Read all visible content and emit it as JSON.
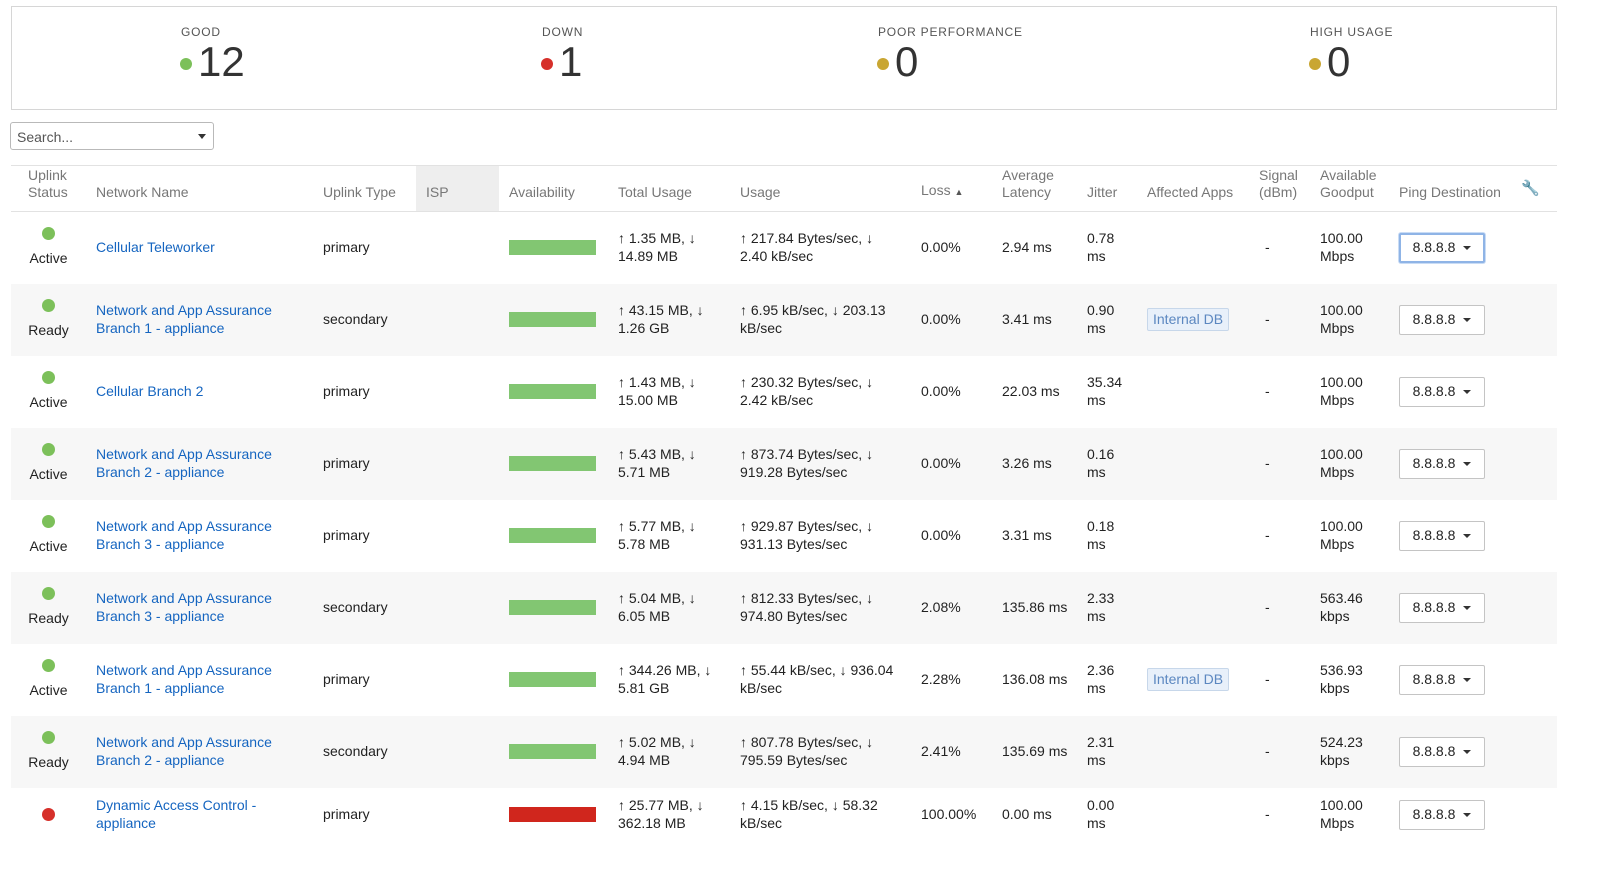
{
  "summary": [
    {
      "label": "GOOD",
      "value": "12",
      "color": "#7cc05a"
    },
    {
      "label": "DOWN",
      "value": "1",
      "color": "#d6302a"
    },
    {
      "label": "POOR PERFORMANCE",
      "value": "0",
      "color": "#c9a632"
    },
    {
      "label": "HIGH USAGE",
      "value": "0",
      "color": "#c9a632"
    }
  ],
  "search": {
    "placeholder": "Search..."
  },
  "columns": {
    "uplink_status": "Uplink Status",
    "network_name": "Network Name",
    "uplink_type": "Uplink Type",
    "isp": "ISP",
    "availability": "Availability",
    "total_usage": "Total Usage",
    "usage": "Usage",
    "loss": "Loss",
    "loss_sort": "▲",
    "avg_latency": "Average Latency",
    "jitter": "Jitter",
    "affected_apps": "Affected Apps",
    "signal": "Signal (dBm)",
    "goodput": "Available Goodput",
    "ping": "Ping Destination",
    "settings_icon": "wrench-icon"
  },
  "colors": {
    "good": "#7cc05a",
    "down": "#d6302a",
    "link": "#1565c0"
  },
  "rows": [
    {
      "status_color": "#7cc05a",
      "status": "Active",
      "name": "Cellular Teleworker",
      "type": "primary",
      "isp": "",
      "availability_color": "#82c672",
      "total_usage": "↑ 1.35 MB, ↓ 14.89 MB",
      "usage": "↑ 217.84 Bytes/sec, ↓ 2.40 kB/sec",
      "loss": "0.00%",
      "latency": "2.94 ms",
      "jitter": "0.78 ms",
      "apps": "",
      "signal": "-",
      "goodput": "100.00 Mbps",
      "ping": "8.8.8.8",
      "ping_focused": true
    },
    {
      "status_color": "#7cc05a",
      "status": "Ready",
      "name": "Network and App Assurance Branch 1 - appliance",
      "type": "secondary",
      "isp": "",
      "availability_color": "#82c672",
      "total_usage": "↑ 43.15 MB, ↓ 1.26 GB",
      "usage": "↑ 6.95 kB/sec, ↓ 203.13 kB/sec",
      "loss": "0.00%",
      "latency": "3.41 ms",
      "jitter": "0.90 ms",
      "apps": "Internal DB",
      "signal": "-",
      "goodput": "100.00 Mbps",
      "ping": "8.8.8.8",
      "ping_focused": false
    },
    {
      "status_color": "#7cc05a",
      "status": "Active",
      "name": "Cellular Branch 2",
      "type": "primary",
      "isp": "",
      "availability_color": "#82c672",
      "total_usage": "↑ 1.43 MB, ↓ 15.00 MB",
      "usage": "↑ 230.32 Bytes/sec, ↓ 2.42 kB/sec",
      "loss": "0.00%",
      "latency": "22.03 ms",
      "jitter": "35.34 ms",
      "apps": "",
      "signal": "-",
      "goodput": "100.00 Mbps",
      "ping": "8.8.8.8",
      "ping_focused": false
    },
    {
      "status_color": "#7cc05a",
      "status": "Active",
      "name": "Network and App Assurance Branch 2 - appliance",
      "type": "primary",
      "isp": "",
      "availability_color": "#82c672",
      "total_usage": "↑ 5.43 MB, ↓ 5.71 MB",
      "usage": "↑ 873.74 Bytes/sec, ↓ 919.28 Bytes/sec",
      "loss": "0.00%",
      "latency": "3.26 ms",
      "jitter": "0.16 ms",
      "apps": "",
      "signal": "-",
      "goodput": "100.00 Mbps",
      "ping": "8.8.8.8",
      "ping_focused": false
    },
    {
      "status_color": "#7cc05a",
      "status": "Active",
      "name": "Network and App Assurance Branch 3 - appliance",
      "type": "primary",
      "isp": "",
      "availability_color": "#82c672",
      "total_usage": "↑ 5.77 MB, ↓ 5.78 MB",
      "usage": "↑ 929.87 Bytes/sec, ↓ 931.13 Bytes/sec",
      "loss": "0.00%",
      "latency": "3.31 ms",
      "jitter": "0.18 ms",
      "apps": "",
      "signal": "-",
      "goodput": "100.00 Mbps",
      "ping": "8.8.8.8",
      "ping_focused": false
    },
    {
      "status_color": "#7cc05a",
      "status": "Ready",
      "name": "Network and App Assurance Branch 3 - appliance",
      "type": "secondary",
      "isp": "",
      "availability_color": "#82c672",
      "total_usage": "↑ 5.04 MB, ↓ 6.05 MB",
      "usage": "↑ 812.33 Bytes/sec, ↓ 974.80 Bytes/sec",
      "loss": "2.08%",
      "latency": "135.86 ms",
      "jitter": "2.33 ms",
      "apps": "",
      "signal": "-",
      "goodput": "563.46 kbps",
      "ping": "8.8.8.8",
      "ping_focused": false
    },
    {
      "status_color": "#7cc05a",
      "status": "Active",
      "name": "Network and App Assurance Branch 1 - appliance",
      "type": "primary",
      "isp": "",
      "availability_color": "#82c672",
      "total_usage": "↑ 344.26 MB, ↓ 5.81 GB",
      "usage": "↑ 55.44 kB/sec, ↓ 936.04 kB/sec",
      "loss": "2.28%",
      "latency": "136.08 ms",
      "jitter": "2.36 ms",
      "apps": "Internal DB",
      "signal": "-",
      "goodput": "536.93 kbps",
      "ping": "8.8.8.8",
      "ping_focused": false
    },
    {
      "status_color": "#7cc05a",
      "status": "Ready",
      "name": "Network and App Assurance Branch 2 - appliance",
      "type": "secondary",
      "isp": "",
      "availability_color": "#82c672",
      "total_usage": "↑ 5.02 MB, ↓ 4.94 MB",
      "usage": "↑ 807.78 Bytes/sec, ↓ 795.59 Bytes/sec",
      "loss": "2.41%",
      "latency": "135.69 ms",
      "jitter": "2.31 ms",
      "apps": "",
      "signal": "-",
      "goodput": "524.23 kbps",
      "ping": "8.8.8.8",
      "ping_focused": false
    },
    {
      "status_color": "#d6302a",
      "status": "",
      "name": "Dynamic Access Control - appliance",
      "type": "primary",
      "isp": "",
      "availability_color": "#d0261d",
      "total_usage": "↑ 25.77 MB, ↓ 362.18 MB",
      "usage": "↑ 4.15 kB/sec, ↓ 58.32 kB/sec",
      "loss": "100.00%",
      "latency": "0.00 ms",
      "jitter": "0.00 ms",
      "apps": "",
      "signal": "-",
      "goodput": "100.00 Mbps",
      "ping": "8.8.8.8",
      "ping_focused": false
    }
  ]
}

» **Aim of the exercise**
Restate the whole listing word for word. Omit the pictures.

» **Solution to the problem**
Read all visible content and emit it as JSON.
{
  "summary": [
    {
      "label": "GOOD",
      "value": "12",
      "color": "#7cc05a"
    },
    {
      "label": "DOWN",
      "value": "1",
      "color": "#d6302a"
    },
    {
      "label": "POOR PERFORMANCE",
      "value": "0",
      "color": "#c9a632"
    },
    {
      "label": "HIGH USAGE",
      "value": "0",
      "color": "#c9a632"
    }
  ],
  "search": {
    "placeholder": "Search..."
  },
  "columns": {
    "uplink_status": "Uplink Status",
    "network_name": "Network Name",
    "uplink_type": "Uplink Type",
    "isp": "ISP",
    "availability": "Availability",
    "total_usage": "Total Usage",
    "usage": "Usage",
    "loss": "Loss",
    "loss_sort": "▲",
    "avg_latency": "Average Latency",
    "jitter": "Jitter",
    "affected_apps": "Affected Apps",
    "signal": "Signal (dBm)",
    "goodput": "Available Goodput",
    "ping": "Ping Destination",
    "settings_icon": "wrench-icon"
  },
  "colors": {
    "good": "#7cc05a",
    "down": "#d6302a",
    "link": "#1565c0"
  },
  "rows": [
    {
      "status_color": "#7cc05a",
      "status": "Active",
      "name": "Cellular Teleworker",
      "type": "primary",
      "isp": "",
      "availability_color": "#82c672",
      "total_usage": "↑ 1.35 MB, ↓ 14.89 MB",
      "usage": "↑ 217.84 Bytes/sec, ↓ 2.40 kB/sec",
      "loss": "0.00%",
      "latency": "2.94 ms",
      "jitter": "0.78 ms",
      "apps": "",
      "signal": "-",
      "goodput": "100.00 Mbps",
      "ping": "8.8.8.8",
      "ping_focused": true
    },
    {
      "status_color": "#7cc05a",
      "status": "Ready",
      "name": "Network and App Assurance Branch 1 - appliance",
      "type": "secondary",
      "isp": "",
      "availability_color": "#82c672",
      "total_usage": "↑ 43.15 MB, ↓ 1.26 GB",
      "usage": "↑ 6.95 kB/sec, ↓ 203.13 kB/sec",
      "loss": "0.00%",
      "latency": "3.41 ms",
      "jitter": "0.90 ms",
      "apps": "Internal DB",
      "signal": "-",
      "goodput": "100.00 Mbps",
      "ping": "8.8.8.8",
      "ping_focused": false
    },
    {
      "status_color": "#7cc05a",
      "status": "Active",
      "name": "Cellular Branch 2",
      "type": "primary",
      "isp": "",
      "availability_color": "#82c672",
      "total_usage": "↑ 1.43 MB, ↓ 15.00 MB",
      "usage": "↑ 230.32 Bytes/sec, ↓ 2.42 kB/sec",
      "loss": "0.00%",
      "latency": "22.03 ms",
      "jitter": "35.34 ms",
      "apps": "",
      "signal": "-",
      "goodput": "100.00 Mbps",
      "ping": "8.8.8.8",
      "ping_focused": false
    },
    {
      "status_color": "#7cc05a",
      "status": "Active",
      "name": "Network and App Assurance Branch 2 - appliance",
      "type": "primary",
      "isp": "",
      "availability_color": "#82c672",
      "total_usage": "↑ 5.43 MB, ↓ 5.71 MB",
      "usage": "↑ 873.74 Bytes/sec, ↓ 919.28 Bytes/sec",
      "loss": "0.00%",
      "latency": "3.26 ms",
      "jitter": "0.16 ms",
      "apps": "",
      "signal": "-",
      "goodput": "100.00 Mbps",
      "ping": "8.8.8.8",
      "ping_focused": false
    },
    {
      "status_color": "#7cc05a",
      "status": "Active",
      "name": "Network and App Assurance Branch 3 - appliance",
      "type": "primary",
      "isp": "",
      "availability_color": "#82c672",
      "total_usage": "↑ 5.77 MB, ↓ 5.78 MB",
      "usage": "↑ 929.87 Bytes/sec, ↓ 931.13 Bytes/sec",
      "loss": "0.00%",
      "latency": "3.31 ms",
      "jitter": "0.18 ms",
      "apps": "",
      "signal": "-",
      "goodput": "100.00 Mbps",
      "ping": "8.8.8.8",
      "ping_focused": false
    },
    {
      "status_color": "#7cc05a",
      "status": "Ready",
      "name": "Network and App Assurance Branch 3 - appliance",
      "type": "secondary",
      "isp": "",
      "availability_color": "#82c672",
      "total_usage": "↑ 5.04 MB, ↓ 6.05 MB",
      "usage": "↑ 812.33 Bytes/sec, ↓ 974.80 Bytes/sec",
      "loss": "2.08%",
      "latency": "135.86 ms",
      "jitter": "2.33 ms",
      "apps": "",
      "signal": "-",
      "goodput": "563.46 kbps",
      "ping": "8.8.8.8",
      "ping_focused": false
    },
    {
      "status_color": "#7cc05a",
      "status": "Active",
      "name": "Network and App Assurance Branch 1 - appliance",
      "type": "primary",
      "isp": "",
      "availability_color": "#82c672",
      "total_usage": "↑ 344.26 MB, ↓ 5.81 GB",
      "usage": "↑ 55.44 kB/sec, ↓ 936.04 kB/sec",
      "loss": "2.28%",
      "latency": "136.08 ms",
      "jitter": "2.36 ms",
      "apps": "Internal DB",
      "signal": "-",
      "goodput": "536.93 kbps",
      "ping": "8.8.8.8",
      "ping_focused": false
    },
    {
      "status_color": "#7cc05a",
      "status": "Ready",
      "name": "Network and App Assurance Branch 2 - appliance",
      "type": "secondary",
      "isp": "",
      "availability_color": "#82c672",
      "total_usage": "↑ 5.02 MB, ↓ 4.94 MB",
      "usage": "↑ 807.78 Bytes/sec, ↓ 795.59 Bytes/sec",
      "loss": "2.41%",
      "latency": "135.69 ms",
      "jitter": "2.31 ms",
      "apps": "",
      "signal": "-",
      "goodput": "524.23 kbps",
      "ping": "8.8.8.8",
      "ping_focused": false
    },
    {
      "status_color": "#d6302a",
      "status": "",
      "name": "Dynamic Access Control - appliance",
      "type": "primary",
      "isp": "",
      "availability_color": "#d0261d",
      "total_usage": "↑ 25.77 MB, ↓ 362.18 MB",
      "usage": "↑ 4.15 kB/sec, ↓ 58.32 kB/sec",
      "loss": "100.00%",
      "latency": "0.00 ms",
      "jitter": "0.00 ms",
      "apps": "",
      "signal": "-",
      "goodput": "100.00 Mbps",
      "ping": "8.8.8.8",
      "ping_focused": false
    }
  ]
}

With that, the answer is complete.